“Kittens” (from “Op” LP) is also wonderfully bizarre. Again, it does not tell the story of the song, but aspects of the song are in the video.
There are a couple of older songs that do not have vocals but have still amazing videos. “Choose Evil” features Satan with a Mohawk (representing evil) and a little woman in a gentle snow flurry (representing good) on the shoulders of boy. Unfortunately, while Satan speaks, there are two tiny sections under his nose that disappear and the inside of his mouth can be seen. It’s a minor graphic problem… he is Satan, not human, after all! Dancing skeletons and the fire add to the effect, but the beauty of the video is not only the details but the ending with the message if you choose evil, you burn in Hell. The vocal samples on the original track were very drowned out, but in the video, the Mohawk-sporting Satan character mouths the words, making the song and the lyrics easier to understand.
“Dollarex” (or “$ex”) is a clever take on the media, using different TV channels all at the same time. Fake magazines are shown that display Ellard’s twisted sense of humor.

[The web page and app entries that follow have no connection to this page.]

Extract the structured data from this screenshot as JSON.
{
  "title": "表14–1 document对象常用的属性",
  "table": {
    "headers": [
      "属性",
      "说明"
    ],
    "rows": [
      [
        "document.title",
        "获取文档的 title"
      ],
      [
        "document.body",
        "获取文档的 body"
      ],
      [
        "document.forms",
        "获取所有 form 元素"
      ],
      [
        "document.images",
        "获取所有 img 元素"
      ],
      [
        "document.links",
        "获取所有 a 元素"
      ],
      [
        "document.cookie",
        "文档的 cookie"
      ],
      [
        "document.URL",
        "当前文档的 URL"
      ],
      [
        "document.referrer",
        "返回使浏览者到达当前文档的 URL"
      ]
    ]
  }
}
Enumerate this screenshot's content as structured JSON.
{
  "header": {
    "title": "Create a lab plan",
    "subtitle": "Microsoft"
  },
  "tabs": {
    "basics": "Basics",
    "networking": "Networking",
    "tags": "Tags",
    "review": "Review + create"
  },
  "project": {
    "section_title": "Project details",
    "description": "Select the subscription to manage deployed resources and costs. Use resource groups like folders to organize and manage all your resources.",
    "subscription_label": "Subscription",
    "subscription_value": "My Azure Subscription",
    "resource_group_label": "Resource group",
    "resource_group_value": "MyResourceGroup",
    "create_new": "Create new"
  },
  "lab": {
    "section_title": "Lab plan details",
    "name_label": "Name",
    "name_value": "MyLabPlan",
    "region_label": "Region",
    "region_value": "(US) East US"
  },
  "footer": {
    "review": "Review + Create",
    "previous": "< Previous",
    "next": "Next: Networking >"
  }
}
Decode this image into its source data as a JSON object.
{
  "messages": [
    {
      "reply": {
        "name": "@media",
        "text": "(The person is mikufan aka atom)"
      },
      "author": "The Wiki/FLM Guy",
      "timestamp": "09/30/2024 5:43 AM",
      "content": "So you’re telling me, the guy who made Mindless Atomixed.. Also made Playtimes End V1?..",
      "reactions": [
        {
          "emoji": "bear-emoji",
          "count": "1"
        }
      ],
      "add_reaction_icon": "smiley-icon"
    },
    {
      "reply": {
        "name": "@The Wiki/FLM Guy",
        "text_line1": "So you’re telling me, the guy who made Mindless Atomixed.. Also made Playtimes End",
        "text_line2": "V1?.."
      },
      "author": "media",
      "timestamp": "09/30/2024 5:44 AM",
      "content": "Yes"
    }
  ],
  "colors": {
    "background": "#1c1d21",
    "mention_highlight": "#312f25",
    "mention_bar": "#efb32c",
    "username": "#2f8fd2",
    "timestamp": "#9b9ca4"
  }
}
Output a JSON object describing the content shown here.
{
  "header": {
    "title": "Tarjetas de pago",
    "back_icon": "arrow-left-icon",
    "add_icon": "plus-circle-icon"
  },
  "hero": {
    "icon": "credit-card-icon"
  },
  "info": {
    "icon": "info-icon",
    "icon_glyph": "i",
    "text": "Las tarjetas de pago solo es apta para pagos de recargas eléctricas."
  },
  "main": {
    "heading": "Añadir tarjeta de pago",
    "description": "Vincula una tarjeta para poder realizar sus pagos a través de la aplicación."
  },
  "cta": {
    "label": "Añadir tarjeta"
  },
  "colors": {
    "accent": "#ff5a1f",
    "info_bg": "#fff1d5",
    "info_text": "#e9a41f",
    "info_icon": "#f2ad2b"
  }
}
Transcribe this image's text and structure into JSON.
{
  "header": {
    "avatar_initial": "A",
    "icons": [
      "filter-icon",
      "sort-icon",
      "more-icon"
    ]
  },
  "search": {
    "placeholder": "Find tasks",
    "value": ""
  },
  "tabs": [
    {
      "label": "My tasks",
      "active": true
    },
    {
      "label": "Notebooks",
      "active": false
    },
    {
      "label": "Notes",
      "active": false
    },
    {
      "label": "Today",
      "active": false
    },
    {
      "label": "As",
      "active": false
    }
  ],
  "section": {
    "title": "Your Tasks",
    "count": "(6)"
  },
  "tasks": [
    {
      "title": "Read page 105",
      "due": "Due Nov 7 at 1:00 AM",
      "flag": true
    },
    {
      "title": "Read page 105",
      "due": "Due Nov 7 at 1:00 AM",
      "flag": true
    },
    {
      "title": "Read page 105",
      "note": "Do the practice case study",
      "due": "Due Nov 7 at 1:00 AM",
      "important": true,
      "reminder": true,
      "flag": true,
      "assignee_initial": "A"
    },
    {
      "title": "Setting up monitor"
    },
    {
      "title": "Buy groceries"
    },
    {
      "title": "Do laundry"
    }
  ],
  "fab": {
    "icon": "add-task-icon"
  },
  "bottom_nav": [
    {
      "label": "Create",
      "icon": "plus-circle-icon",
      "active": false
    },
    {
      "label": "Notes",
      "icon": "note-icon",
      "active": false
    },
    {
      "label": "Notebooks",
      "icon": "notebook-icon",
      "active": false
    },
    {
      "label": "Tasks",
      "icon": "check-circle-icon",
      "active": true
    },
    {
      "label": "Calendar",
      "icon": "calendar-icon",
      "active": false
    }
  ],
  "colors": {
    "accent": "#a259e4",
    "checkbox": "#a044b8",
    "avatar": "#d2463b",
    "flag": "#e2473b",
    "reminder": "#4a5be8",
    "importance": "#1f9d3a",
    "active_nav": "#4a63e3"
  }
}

“Dreamsong” (from “Haul Ass”) is a hidden bonus video that is not listed. Basically, it is Disney on acid. The trails and psychedelic effects are added to older footage of Disneyland. Mickey Mouse, Minnie Mouse, Goofy have never looked so trippy.
“Funky Pervert From Des Moines” is a colourful, funny video. As the audio samples talk about praying for “pervert”, a rather chubby man dances around with a car on his head.
“Oblique Firefly Overlocker”, one of the catchier songs on “Op 1.1”, is another example of the video making the track better. The video features a man talking nonsense, while a woman agrees and repeats it. They are in love!
Some may think that the Severed Heads songs are just silly or are simply a cacophony of vocal samples, but they could not be more wrong. Each song is about something or tells a story. For example, all of the “Op Upgrade” tracks are inspired by speeches. In the downloadable PDF sleeve for “Op 1.1”, Ellard writes liner notes for each song. For example, “Song Of Sam” is about The Son Of Sam, and uses a speech by a policeman, after the capture of Berkowitz. “The Wing Of The Plane” is about the 1940’s airplane crash into the Empire State Building. The themes go on and on. Ellard could make entertaining (and bizarre) educational videos that would make learning history fun.
While all of the videos have an odd beauty to them, there are some that are boring, such as the opening video, “Soundtrack Of ‘Fold’”, perhaps the most boring video in the compilation. It features a man made up of monitors or TV screens. The man in the original video from the website could be controlled by moving your mouse, but the DVD guy just moves aimlessly.
Ellard’s “Music Servers” consist of ambient instrumental tracks that have ethereal melodies and thick keyboard atmospheric sounds and are reminiscent of Brian Eno. The two videos “Walrus Guitars” and “Starts With K” are beautiful but are also extremely slow, particularly when compared to the other, more energetic, videos.
“Robot Peepshow” is a unique collection of wild, colourful, computer generated videos. Even though the videos were designed to complement Severed Heads’ live performances, the majority of them can stand by themselves. The trippy visuals make this DVD ideal to play during a party. It makes me want to do acid again!
Although you can download the videos from the Sevcom website, the sound and quality is so much better when played on a big screen television with a good sound system to back it up. The visual aspect of Severed Heads has always been extremely important to the music. Just like the music, the videos are unique, bizarre, and wonderful. The “Robot Peepshow” DVD is definitely a feast for your eyes and ears. Take a peep.
Robot Peepshow (2003)
Genre: Electronic, Experimental
Record Label: Sevcom